The deadline for applications is 2 June 2017. If you know a librarian with a background in the physical sciences who might be looking for a job, please send them the link.
I’m on the search committee, so I can’t give any tips, but I’ll point out a few things:
York University pays well. For historical pay equity reasons there’s a sort of grid that determines salaries based on the year one got one’s MLIS, so there’s no bargaining that will happen. Someone who got their MLIS in 2007, ten years ago, could expect to make about $120,000.
Librarians are in the York University Faculty Association (a union that takes social and progressive issues very seriously) and have academic status.
The benefits are good.
Americans are welcome to apply. (In Canada health care is publicly funded, etc.)
York University is an exciting place to work!
The strategic plan mentioned in the ad is a little hard to find on our site, so have a look.
There’s an affirmative action plan in place, and in this search we added this to the standard paragraph: “People with disabilities and Aboriginal people are priorities in the York University Libraries Affirmative Action plan and are especially encouraged to apply. Consideration will also be given to those who have followed non-traditional career paths or had career interruptions.” We mean it.
If you want to find out more about York and what the job would be like, email me at firstname.lastname@example.org and I can put you in touch with someone not on the search committee.
The Frantics, the great four-man comedy troupe that did Frantic Times on CBC Radio from 1981–1984 (one of the top five best radio comedy shows of all time, in my books), is doing a Best of Frantic Times podcast. They say: “The idea behind Best of Frantic Times was to take the best of the 120 episode, 1000 plus sketches that were originally broadcast and turn them into a series of podcasts. We did not want this to be a trip down memory lane, though there will be a some of that, but a reintroduction to a show that is still funny today.” It’s as funny as ever. I recommend subscribing to the podcast to hear the best of the show in all its glory (and in good-quality audio, too). Check out the video clips on their site as well. I saw them live once and they were fantastic.
In November 1912, for various reasons, Duchamp was fed up with painting.
Now, in order to concentrate his energy on the large-scale work that he had conceived in Munich, he decided to withdraw from all other artistic activities and to look for a job that would supplement the modest allowance he still received from his father. What sort of job? One that would not take up too much of his time, obviously. Picabia found the solution. His uncle, a bon vivant and man-about-town named Maurice Davanne, happened to be director of the Bibliothèque Sainte-Geneviève, one of the city’s most distinguished research institutions. With Davanne’s assurance of a future position, Duchamp enrolled that November in a librarian’s course at L’Ecole Nationale des Chartes. A library job appealed to him because it meant “taking an intellectual position as opposed to the manual servitude of the artist,” but he was not giving up on art.
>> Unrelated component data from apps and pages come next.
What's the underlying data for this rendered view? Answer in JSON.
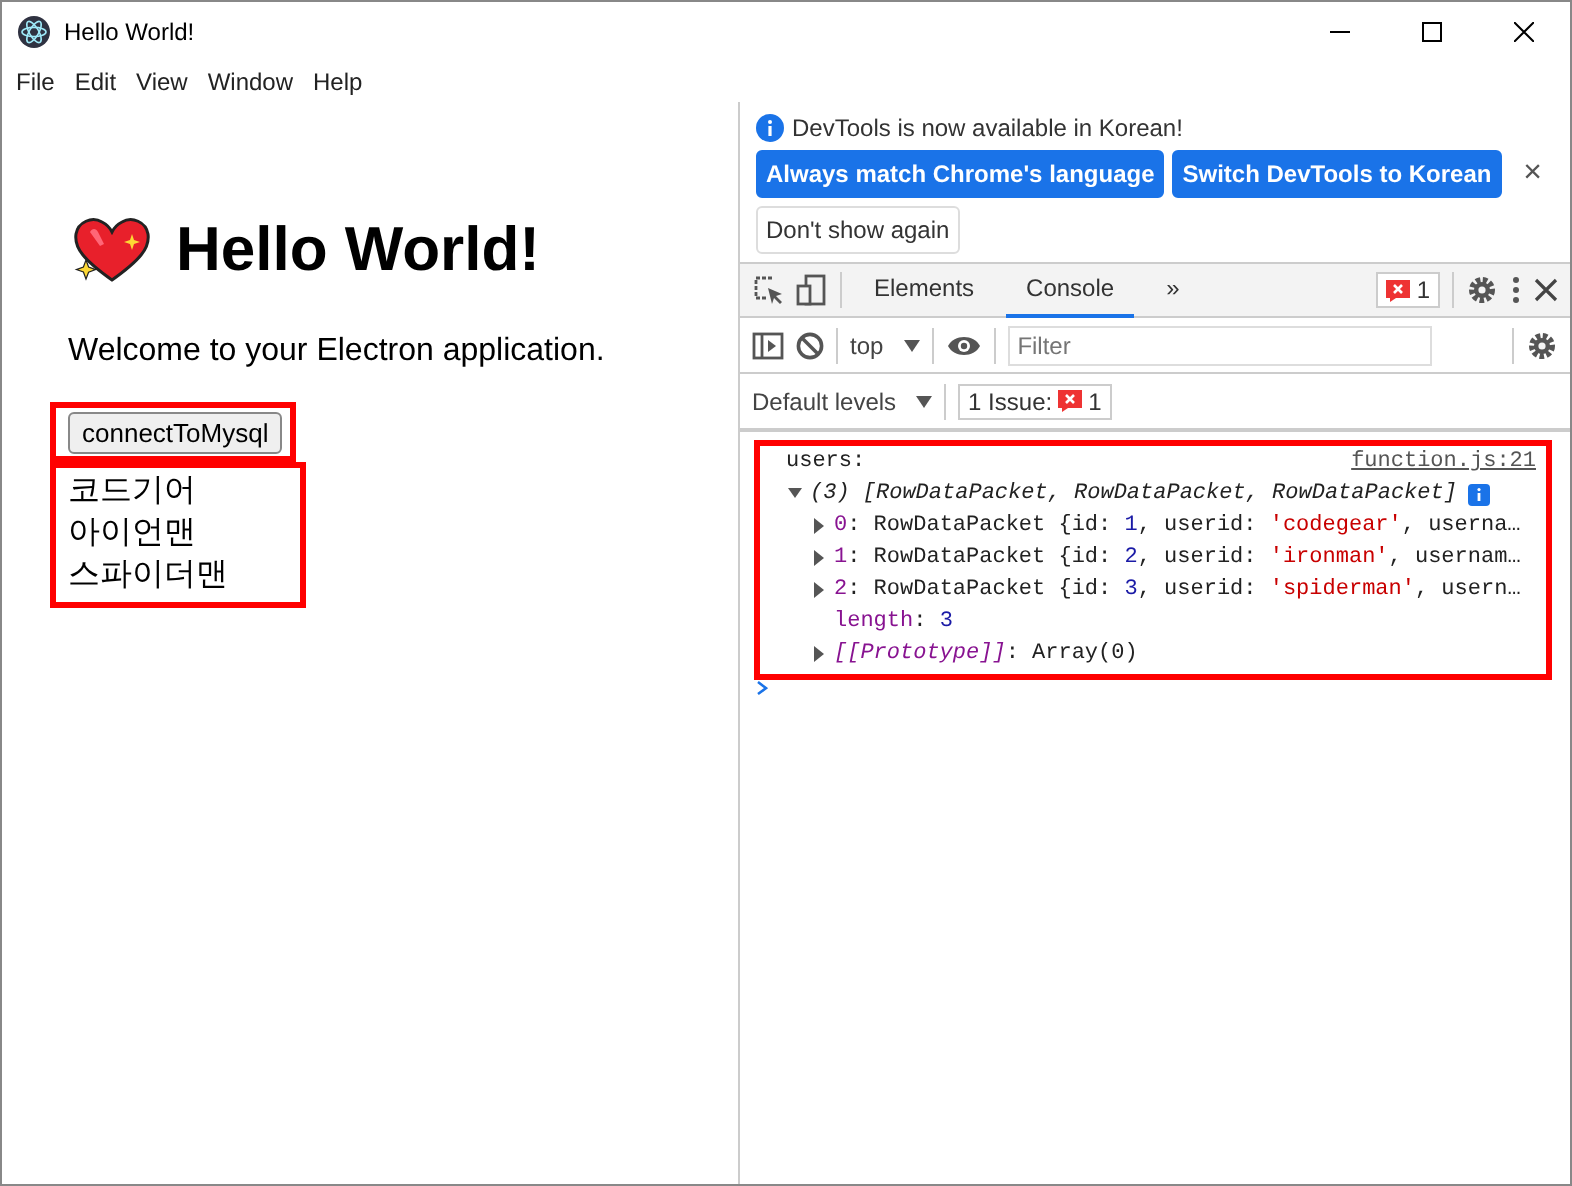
{
  "window": {
    "title": "Hello World!"
  },
  "menu": [
    "File",
    "Edit",
    "View",
    "Window",
    "Help"
  ],
  "app": {
    "heading": "Hello World!",
    "welcome": "Welcome to your Electron application.",
    "button": "connectToMysql",
    "users": [
      "코드기어",
      "아이언맨",
      "스파이더맨"
    ]
  },
  "devtools": {
    "infobar": {
      "message": "DevTools is now available in Korean!",
      "buttons": [
        {
          "label": "Always match Chrome's language",
          "kind": "primary"
        },
        {
          "label": "Switch DevTools to Korean",
          "kind": "primary"
        },
        {
          "label": "Don't show again",
          "kind": "secondary"
        }
      ],
      "close": "×"
    },
    "tabs": [
      {
        "label": "Elements",
        "selected": false
      },
      {
        "label": "Console",
        "selected": true
      }
    ],
    "more": "»",
    "error_count": "1",
    "context": "top",
    "filter": {
      "placeholder": "Filter"
    },
    "levels": "Default levels",
    "issues": "1 Issue:",
    "issue_count": "1",
    "log": {
      "label": "users:",
      "source": "function.js:21",
      "summary": "(3) [RowDataPacket, RowDataPacket, RowDataPacket]",
      "expanded": true,
      "entries": [
        {
          "expanded": false,
          "parts": [
            {
              "text": "0",
              "kind": "key"
            },
            {
              "text": ": RowDataPacket {id: ",
              "kind": "plain"
            },
            {
              "text": "1",
              "kind": "number"
            },
            {
              "text": ", userid: ",
              "kind": "plain"
            },
            {
              "text": "'codegear'",
              "kind": "string"
            },
            {
              "text": ", userna…",
              "kind": "plain"
            }
          ]
        },
        {
          "expanded": false,
          "parts": [
            {
              "text": "1",
              "kind": "key"
            },
            {
              "text": ": RowDataPacket {id: ",
              "kind": "plain"
            },
            {
              "text": "2",
              "kind": "number"
            },
            {
              "text": ", userid: ",
              "kind": "plain"
            },
            {
              "text": "'ironman'",
              "kind": "string"
            },
            {
              "text": ", usernam…",
              "kind": "plain"
            }
          ]
        },
        {
          "expanded": false,
          "parts": [
            {
              "text": "2",
              "kind": "key"
            },
            {
              "text": ": RowDataPacket {id: ",
              "kind": "plain"
            },
            {
              "text": "3",
              "kind": "number"
            },
            {
              "text": ", userid: ",
              "kind": "plain"
            },
            {
              "text": "'spiderman'",
              "kind": "string"
            },
            {
              "text": ", usern…",
              "kind": "plain"
            }
          ]
        },
        {
          "parts": [
            {
              "text": "length",
              "kind": "key"
            },
            {
              "text": ": ",
              "kind": "plain"
            },
            {
              "text": "3",
              "kind": "number"
            }
          ]
        },
        {
          "expanded": false,
          "parts": [
            {
              "text": "[[Prototype]]",
              "kind": "proto"
            },
            {
              "text": ": Array(0)",
              "kind": "plain"
            }
          ]
        }
      ]
    }
  }
}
As he would later explain, “There are two kinds of artists: the artist who deals with society; and the other artist, the completely freelance artist, who has nothing to do with it—no bonds.”
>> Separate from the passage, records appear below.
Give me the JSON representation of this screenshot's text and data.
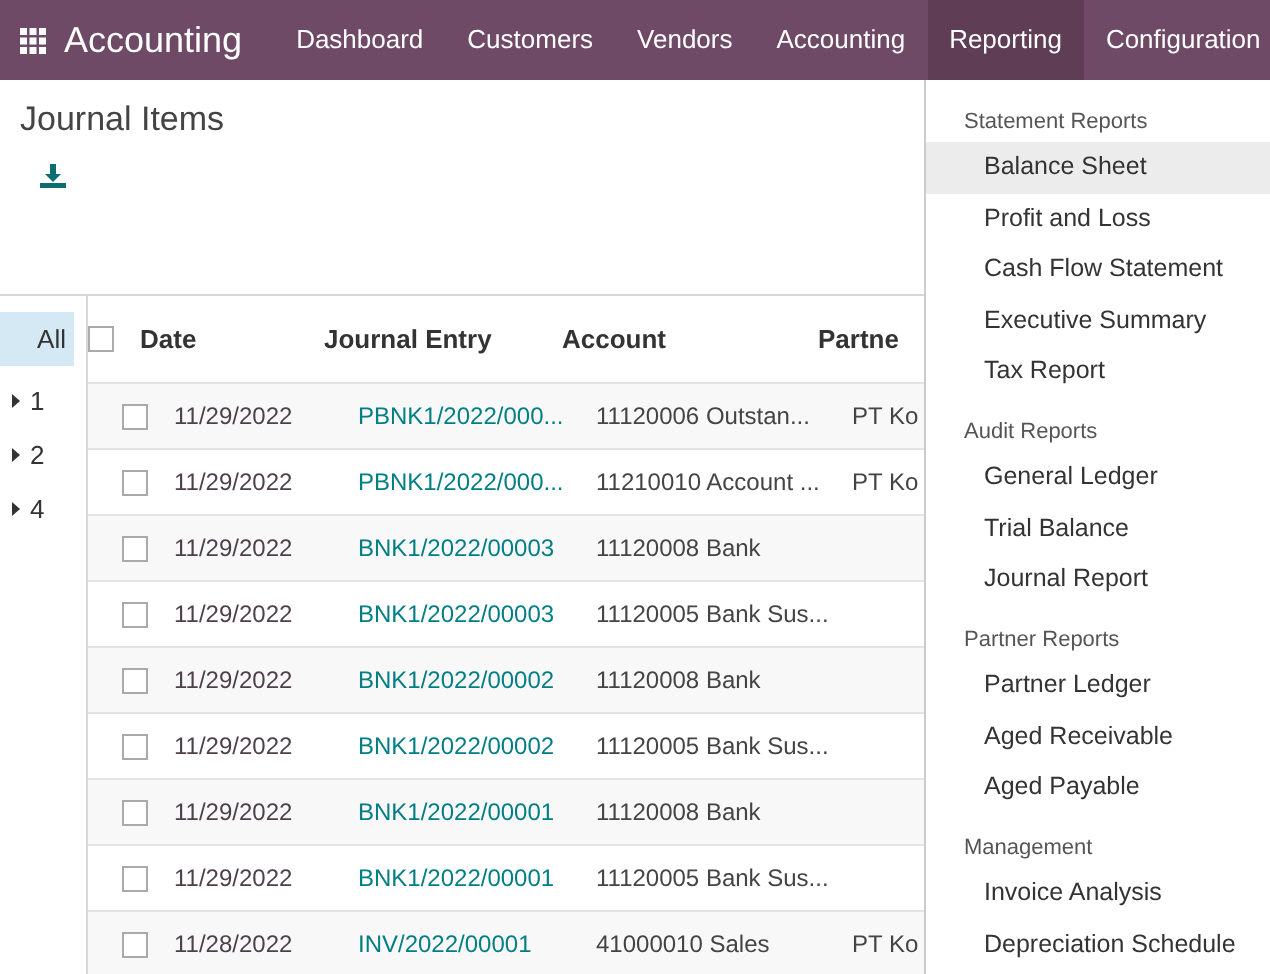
{
  "navbar": {
    "app_name": "Accounting",
    "items": [
      {
        "label": "Dashboard",
        "selected": false
      },
      {
        "label": "Customers",
        "selected": false
      },
      {
        "label": "Vendors",
        "selected": false
      },
      {
        "label": "Accounting",
        "selected": false
      },
      {
        "label": "Reporting",
        "selected": true
      },
      {
        "label": "Configuration",
        "selected": false
      }
    ]
  },
  "page": {
    "title": "Journal Items"
  },
  "side_panel": {
    "items": [
      {
        "label": "All",
        "selected": true,
        "expandable": false
      },
      {
        "label": "1",
        "selected": false,
        "expandable": true
      },
      {
        "label": "2",
        "selected": false,
        "expandable": true
      },
      {
        "label": "4",
        "selected": false,
        "expandable": true
      }
    ]
  },
  "table": {
    "all_selected": false,
    "columns": [
      "Date",
      "Journal Entry",
      "Account",
      "Partne"
    ],
    "rows": [
      {
        "date": "11/29/2022",
        "journal_entry": "PBNK1/2022/000...",
        "account": "11120006 Outstan...",
        "partner": "PT Ko",
        "checked": false
      },
      {
        "date": "11/29/2022",
        "journal_entry": "PBNK1/2022/000...",
        "account": "11210010 Account ...",
        "partner": "PT Ko",
        "checked": false
      },
      {
        "date": "11/29/2022",
        "journal_entry": "BNK1/2022/00003",
        "account": "11120008 Bank",
        "checked": false
      },
      {
        "date": "11/29/2022",
        "journal_entry": "BNK1/2022/00003",
        "account": "11120005 Bank Sus...",
        "checked": false
      },
      {
        "date": "11/29/2022",
        "journal_entry": "BNK1/2022/00002",
        "account": "11120008 Bank",
        "checked": false
      },
      {
        "date": "11/29/2022",
        "journal_entry": "BNK1/2022/00002",
        "account": "11120005 Bank Sus...",
        "checked": false
      },
      {
        "date": "11/29/2022",
        "journal_entry": "BNK1/2022/00001",
        "account": "11120008 Bank",
        "checked": false
      },
      {
        "date": "11/29/2022",
        "journal_entry": "BNK1/2022/00001",
        "account": "11120005 Bank Sus...",
        "checked": false
      },
      {
        "date": "11/28/2022",
        "journal_entry": "INV/2022/00001",
        "account": "41000010 Sales",
        "partner": "PT Ko",
        "checked": false
      }
    ]
  },
  "menu": {
    "sections": [
      {
        "title": "Statement Reports",
        "items": [
          {
            "label": "Balance Sheet",
            "selected": true
          },
          {
            "label": "Profit and Loss",
            "selected": false
          },
          {
            "label": "Cash Flow Statement",
            "selected": false
          },
          {
            "label": "Executive Summary",
            "selected": false
          },
          {
            "label": "Tax Report",
            "selected": false
          }
        ]
      },
      {
        "title": "Audit Reports",
        "items": [
          {
            "label": "General Ledger",
            "selected": false
          },
          {
            "label": "Trial Balance",
            "selected": false
          },
          {
            "label": "Journal Report",
            "selected": false
          }
        ]
      },
      {
        "title": "Partner Reports",
        "items": [
          {
            "label": "Partner Ledger",
            "selected": false
          },
          {
            "label": "Aged Receivable",
            "selected": false
          },
          {
            "label": "Aged Payable",
            "selected": false
          }
        ]
      },
      {
        "title": "Management",
        "items": [
          {
            "label": "Invoice Analysis",
            "selected": false
          },
          {
            "label": "Depreciation Schedule",
            "selected": false
          }
        ]
      }
    ]
  }
}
I repeat: librarianship meant taking an intellectual position as opposed to the manual servitude of the artist.
A few pages later (from p. 110 to p. 119):
Having completed his course in library science at l’Ecole des Chartes, Duchamp started work as an intern at the Bibliothèque Sainte-Geneviève in April or May. “It was a wonderful job, because I had so many hours to myself,” he said. “My hours were ten to twelve and one-thirty to three, and I got five francs a day. My father helped me, and I wasn’t married, so it was plenty.” Duchamp took advantage of the library’s research facilities during this period to carry out the only serious, sustained reading that he would ever do in his life.
This was at an important point in Duchamp’s artistic development. The implication is clear to me.